Though Helen Gurley Brown is best known for standing -- all 100 pounds of her -- atop the Cosmopolitan masthead for three decades, let's try to remember her as more than that.
I spent years obsessing over all things Helen Gurley Brown when I was researching and writing Falling For Me, my book about trying everything she recommends in Sex and the Single Girl in 2010 in attempt to make sense of my life as a single woman. I was excited to get started and when I first discussed the idea with my publisher, we talked about how the book would end with me taking Helen Gurley Brown out for a meal. I pictured us having tea at the Plaza, me scarfing down a freshly baked scone with double Devonshire cream and lemon curd while she passed along wise words, sipped her tea and refrained from carbs and sugar.

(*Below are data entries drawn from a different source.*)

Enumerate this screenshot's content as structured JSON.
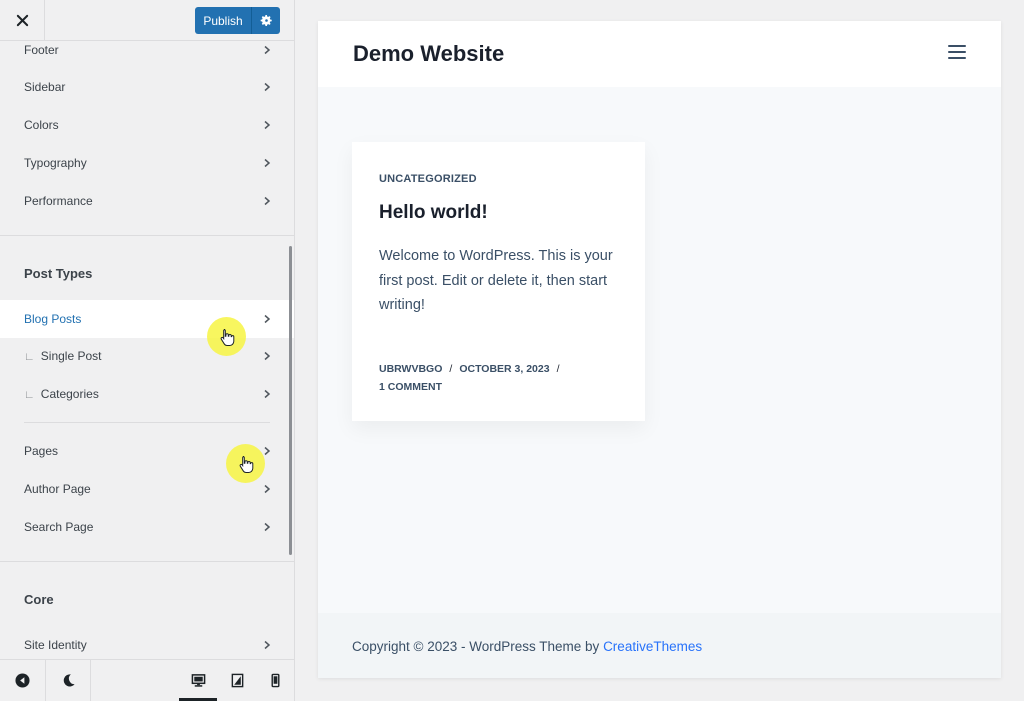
{
  "header": {
    "close_icon": "close-icon",
    "publish_label": "Publish",
    "settings_icon": "gear-icon"
  },
  "panel": {
    "general_items": [
      {
        "label": "Footer"
      },
      {
        "label": "Sidebar"
      },
      {
        "label": "Colors"
      },
      {
        "label": "Typography"
      },
      {
        "label": "Performance"
      }
    ],
    "post_types_title": "Post Types",
    "post_types_items": [
      {
        "label": "Blog Posts",
        "active": true
      },
      {
        "label": "Single Post",
        "sub": true
      },
      {
        "label": "Categories",
        "sub": true
      }
    ],
    "page_items": [
      {
        "label": "Pages"
      },
      {
        "label": "Author Page"
      },
      {
        "label": "Search Page"
      }
    ],
    "core_title": "Core",
    "core_items": [
      {
        "label": "Site Identity"
      }
    ],
    "sub_marker": "∟"
  },
  "footer_bar": {
    "hide_controls_icon": "collapse-icon",
    "dark_mode_icon": "moon-icon",
    "devices": [
      {
        "name": "desktop",
        "icon": "desktop-icon",
        "active": true
      },
      {
        "name": "tablet",
        "icon": "tablet-icon"
      },
      {
        "name": "mobile",
        "icon": "mobile-icon"
      }
    ]
  },
  "preview": {
    "site_title": "Demo Website",
    "menu_icon": "hamburger-icon",
    "post": {
      "category": "UNCATEGORIZED",
      "title": "Hello world!",
      "excerpt": "Welcome to WordPress. This is your first post. Edit or delete it, then start writing!",
      "author": "UBRWVBGO",
      "date": "OCTOBER 3, 2023",
      "comments": "1 COMMENT",
      "separator": "/"
    },
    "footer": {
      "copyright_prefix": "Copyright © 2023 - WordPress Theme by ",
      "theme_link": "CreativeThemes"
    }
  },
  "colors": {
    "accent": "#2271b1",
    "link": "#2872fa",
    "cursor_highlight": "#f7f443"
  }
}
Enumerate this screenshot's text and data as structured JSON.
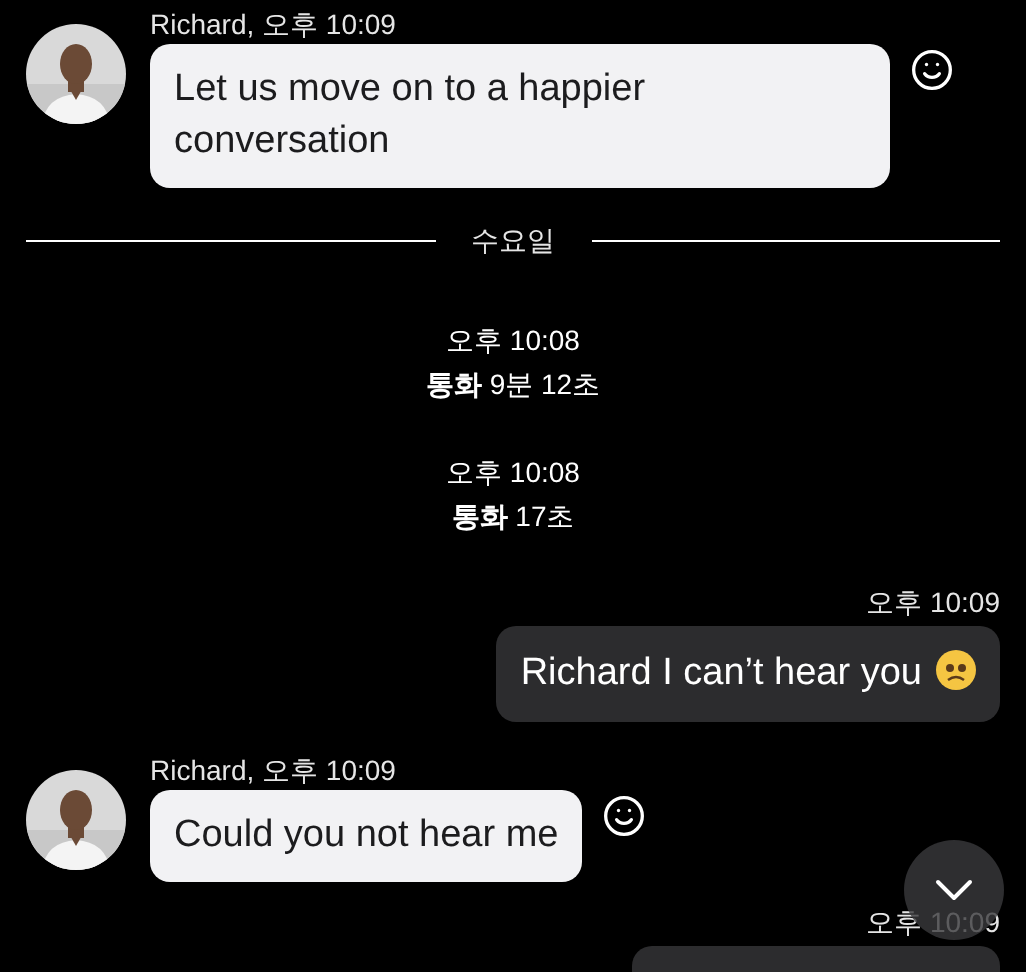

But Brown was far more than someone who watched her calories or gave us those so-easy-to-mock Cosmo cover lines. She was a pioneer the way they don't even make pioneers anymore. Born dirt poor, Brown was determined to care for her ailing, beloved sister and mother after her father died. So she got scrappy, doing what she had to until she ultimately rose to a position as the highest paid copywriter on the West Coast. Between that and taking the helm at Cosmo, she penned the insta-classic -- and instantly scandalous -- Sex and the Single Girl in 1962.
It's hard to imagine, in a day when fake scandals emerge on a daily basis (Miley Was Photographed Semi Naked! Or She's Anorexic! Or Maybe Both!) what an honest-to-goodness scandal was like and the bravery required to opine publicly that a woman could be both a feminist and sexy, that married men could be kept "as pets" and that a career could be "your happy pill, your means of finding out who you are and what you do, your play pen, your family, your entrée to a good social life, men and money, the most reliable escape from loneliness... and your means of participating, not having your nose pressed to the glass." The same bravery was required, of course, of women who considered her version of feminism to be retrograde and staged a sit-in at her office in 1970.
The message Brown preached was about empowerment -- showing women they could rise above their circumstances with hard work and determination -- as much as it was about self-acceptance. She also didn't attack other women in order to make herself heard, which is just about the most female empowering (and, sadly, rare) move that a person can make. I know that I have felt inherent shame about everything from my father to my occupation to my sexuality to... you name it, if it's in my life, rest assured that I've felt shame about it at one time or another, and I've felt that thrust upon me far more often by other women than by men. While shame isn't limited to women, of course, we're surely far more skilled than the other gender at inflicting it on one another.
And alas, whether it's their intention or not, many of the models we've been given have been shame-perpetuators, people who told us we have to be like them or that the way we feel is wrong. Far more important than Brown's message -- to me, anyway -- is that she told her truth, no matter how unappealing, which not only gave us permission to tell ours but also showed us by example that those admissions only empower us further.
I'm not saying I agree with everything she preached. I do not think that a tiny touch of anorexia is necessary in order to maintain an ideal weight. But I strongly feel that whatever we do -- whether it's looking for a rich husband, rising to the top of an industry or to writing a widely-reviled post saying that women had it better in the sixties -- we should do the Helen way; without shame and with a confidence that the naysayers may be loud but that doesn't necessarily make them right.
Alas, the Plaza date never happened. When I contacted her office to ask for an email address so I could email her the suggestion, I was told that "Mrs. Gurley Brown" didn't email. Rather I could write her a letter care of the Hearst office where, at 88, she still worked every day overseeing Cosmo's foreign editions. In much the same way that Brown didn't allow the public consciousness in 1962 to prevent her from stating her mind, she clearly wasn't concerned with joining the rest of the world in the digital revolution. A letter was sent. A follow up call was made. This time, I was informed by the person who answered her phone that he didn't know if my letter had been received -- only Mrs. Gurley Brown knew -- and that she would be contacting me if she wanted to take me up on my meal offer. That's when I got a little creative or desperate -- choose your adjective -- by sewing together a mouse stuffed animal with a stuffed burger in order to create an actual mouseburger, in honor of the word she coined for so-called ordinary women with few prospects.
Alas, she didn't respond to that gift and I felt relieved that I hadn't pursued my initial idea of sewing the stuffed burger to a taxidermied bird, for surely that would have looked more like a hate crime than a present. But I didn't need to meet her in order to show how much I appreciate what she did for me. Because in many ways, the way I live already affirms that.